*WORK REQUIRED:* Using the data below, please return every line exactly as given.

Stored data entries
═══
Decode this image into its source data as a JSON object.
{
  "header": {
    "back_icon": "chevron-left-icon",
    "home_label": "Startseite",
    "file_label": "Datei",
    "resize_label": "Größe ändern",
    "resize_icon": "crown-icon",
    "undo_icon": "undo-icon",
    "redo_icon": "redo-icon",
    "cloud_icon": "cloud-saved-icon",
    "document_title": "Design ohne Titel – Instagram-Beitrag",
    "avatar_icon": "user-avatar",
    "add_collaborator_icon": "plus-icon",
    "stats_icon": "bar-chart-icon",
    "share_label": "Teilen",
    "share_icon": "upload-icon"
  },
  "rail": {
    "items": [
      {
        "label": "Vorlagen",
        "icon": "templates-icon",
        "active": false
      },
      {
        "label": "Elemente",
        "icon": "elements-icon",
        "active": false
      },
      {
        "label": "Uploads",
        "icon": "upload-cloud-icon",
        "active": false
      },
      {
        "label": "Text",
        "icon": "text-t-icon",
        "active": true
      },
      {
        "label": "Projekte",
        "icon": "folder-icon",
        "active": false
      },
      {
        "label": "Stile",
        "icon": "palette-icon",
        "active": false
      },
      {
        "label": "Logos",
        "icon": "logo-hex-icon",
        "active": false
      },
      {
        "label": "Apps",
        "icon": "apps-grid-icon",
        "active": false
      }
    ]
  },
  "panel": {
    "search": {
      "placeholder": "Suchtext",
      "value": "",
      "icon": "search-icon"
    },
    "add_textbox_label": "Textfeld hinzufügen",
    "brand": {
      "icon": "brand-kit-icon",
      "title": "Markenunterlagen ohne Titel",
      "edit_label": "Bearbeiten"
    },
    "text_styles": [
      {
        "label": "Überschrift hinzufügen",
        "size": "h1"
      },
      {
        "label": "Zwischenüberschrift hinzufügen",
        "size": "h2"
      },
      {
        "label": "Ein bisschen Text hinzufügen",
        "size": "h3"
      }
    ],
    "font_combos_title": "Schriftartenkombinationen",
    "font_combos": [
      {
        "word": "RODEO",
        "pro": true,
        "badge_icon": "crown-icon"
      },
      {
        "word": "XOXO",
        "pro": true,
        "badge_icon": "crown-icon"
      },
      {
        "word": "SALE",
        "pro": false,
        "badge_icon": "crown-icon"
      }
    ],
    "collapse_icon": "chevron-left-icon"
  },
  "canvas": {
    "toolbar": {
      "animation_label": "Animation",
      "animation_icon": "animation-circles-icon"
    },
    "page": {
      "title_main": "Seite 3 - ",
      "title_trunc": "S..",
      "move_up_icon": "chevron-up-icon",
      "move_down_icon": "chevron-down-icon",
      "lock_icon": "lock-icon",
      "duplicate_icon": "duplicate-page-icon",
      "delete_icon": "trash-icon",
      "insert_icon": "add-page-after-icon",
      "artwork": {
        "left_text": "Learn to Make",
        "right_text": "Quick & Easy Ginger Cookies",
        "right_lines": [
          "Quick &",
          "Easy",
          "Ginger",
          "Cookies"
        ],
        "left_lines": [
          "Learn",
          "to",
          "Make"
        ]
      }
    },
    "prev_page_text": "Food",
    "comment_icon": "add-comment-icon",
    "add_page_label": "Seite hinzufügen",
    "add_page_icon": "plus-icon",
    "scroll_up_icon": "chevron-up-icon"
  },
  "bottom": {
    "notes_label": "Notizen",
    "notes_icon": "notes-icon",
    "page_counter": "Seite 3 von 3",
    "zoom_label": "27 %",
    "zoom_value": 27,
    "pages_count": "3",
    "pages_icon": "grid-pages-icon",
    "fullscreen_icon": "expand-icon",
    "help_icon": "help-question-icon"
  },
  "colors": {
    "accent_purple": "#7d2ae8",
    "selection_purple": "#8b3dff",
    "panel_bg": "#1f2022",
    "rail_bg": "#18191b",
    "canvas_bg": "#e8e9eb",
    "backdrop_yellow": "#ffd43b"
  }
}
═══
*EXPECTED ANSWER:*
Decode this image into its source data as a JSON object.
{
  "header": {
    "back_icon": "chevron-left-icon",
    "home_label": "Startseite",
    "file_label": "Datei",
    "resize_label": "Größe ändern",
    "resize_icon": "crown-icon",
    "undo_icon": "undo-icon",
    "redo_icon": "redo-icon",
    "cloud_icon": "cloud-saved-icon",
    "document_title": "Design ohne Titel – Instagram-Beitrag",
    "avatar_icon": "user-avatar",
    "add_collaborator_icon": "plus-icon",
    "stats_icon": "bar-chart-icon",
    "share_label": "Teilen",
    "share_icon": "upload-icon"
  },
  "rail": {
    "items": [
      {
        "label": "Vorlagen",
        "icon": "templates-icon",
        "active": false
      },
      {
        "label": "Elemente",
        "icon": "elements-icon",
        "active": false
      },
      {
        "label": "Uploads",
        "icon": "upload-cloud-icon",
        "active": false
      },
      {
        "label": "Text",
        "icon": "text-t-icon",
        "active": true
      },
      {
        "label": "Projekte",
        "icon": "folder-icon",
        "active": false
      },
      {
        "label": "Stile",
        "icon": "palette-icon",
        "active": false
      },
      {
        "label": "Logos",
        "icon": "logo-hex-icon",
        "active": false
      },
      {
        "label": "Apps",
        "icon": "apps-grid-icon",
        "active": false
      }
    ]
  },
  "panel": {
    "search": {
      "placeholder": "Suchtext",
      "value": "",
      "icon": "search-icon"
    },
    "add_textbox_label": "Textfeld hinzufügen",
    "brand": {
      "icon": "brand-kit-icon",
      "title": "Markenunterlagen ohne Titel",
      "edit_label": "Bearbeiten"
    },
    "text_styles": [
      {
        "label": "Überschrift hinzufügen",
        "size": "h1"
      },
      {
        "label": "Zwischenüberschrift hinzufügen",
        "size": "h2"
      },
      {
        "label": "Ein bisschen Text hinzufügen",
        "size": "h3"
      }
    ],
    "font_combos_title": "Schriftartenkombinationen",
    "font_combos": [
      {
        "word": "RODEO",
        "pro": true,
        "badge_icon": "crown-icon"
      },
      {
        "word": "XOXO",
        "pro": true,
        "badge_icon": "crown-icon"
      },
      {
        "word": "SALE",
        "pro": false,
        "badge_icon": "crown-icon"
      }
    ],
    "collapse_icon": "chevron-left-icon"
  },
  "canvas": {
    "toolbar": {
      "animation_label": "Animation",
      "animation_icon": "animation-circles-icon"
    },
    "page": {
      "title_main": "Seite 3 - ",
      "title_trunc": "S..",
      "move_up_icon": "chevron-up-icon",
      "move_down_icon": "chevron-down-icon",
      "lock_icon": "lock-icon",
      "duplicate_icon": "duplicate-page-icon",
      "delete_icon": "trash-icon",
      "insert_icon": "add-page-after-icon",
      "artwork": {
        "left_text": "Learn to Make",
        "right_text": "Quick & Easy Ginger Cookies",
        "right_lines": [
          "Quick &",
          "Easy",
          "Ginger",
          "Cookies"
        ],
        "left_lines": [
          "Learn",
          "to",
          "Make"
        ]
      }
    },
    "prev_page_text": "Food",
    "comment_icon": "add-comment-icon",
    "add_page_label": "Seite hinzufügen",
    "add_page_icon": "plus-icon",
    "scroll_up_icon": "chevron-up-icon"
  },
  "bottom": {
    "notes_label": "Notizen",
    "notes_icon": "notes-icon",
    "page_counter": "Seite 3 von 3",
    "zoom_label": "27 %",
    "zoom_value": 27,
    "pages_count": "3",
    "pages_icon": "grid-pages-icon",
    "fullscreen_icon": "expand-icon",
    "help_icon": "help-question-icon"
  },
  "colors": {
    "accent_purple": "#7d2ae8",
    "selection_purple": "#8b3dff",
    "panel_bg": "#1f2022",
    "rail_bg": "#18191b",
    "canvas_bg": "#e8e9eb",
    "backdrop_yellow": "#ffd43b"
  }
}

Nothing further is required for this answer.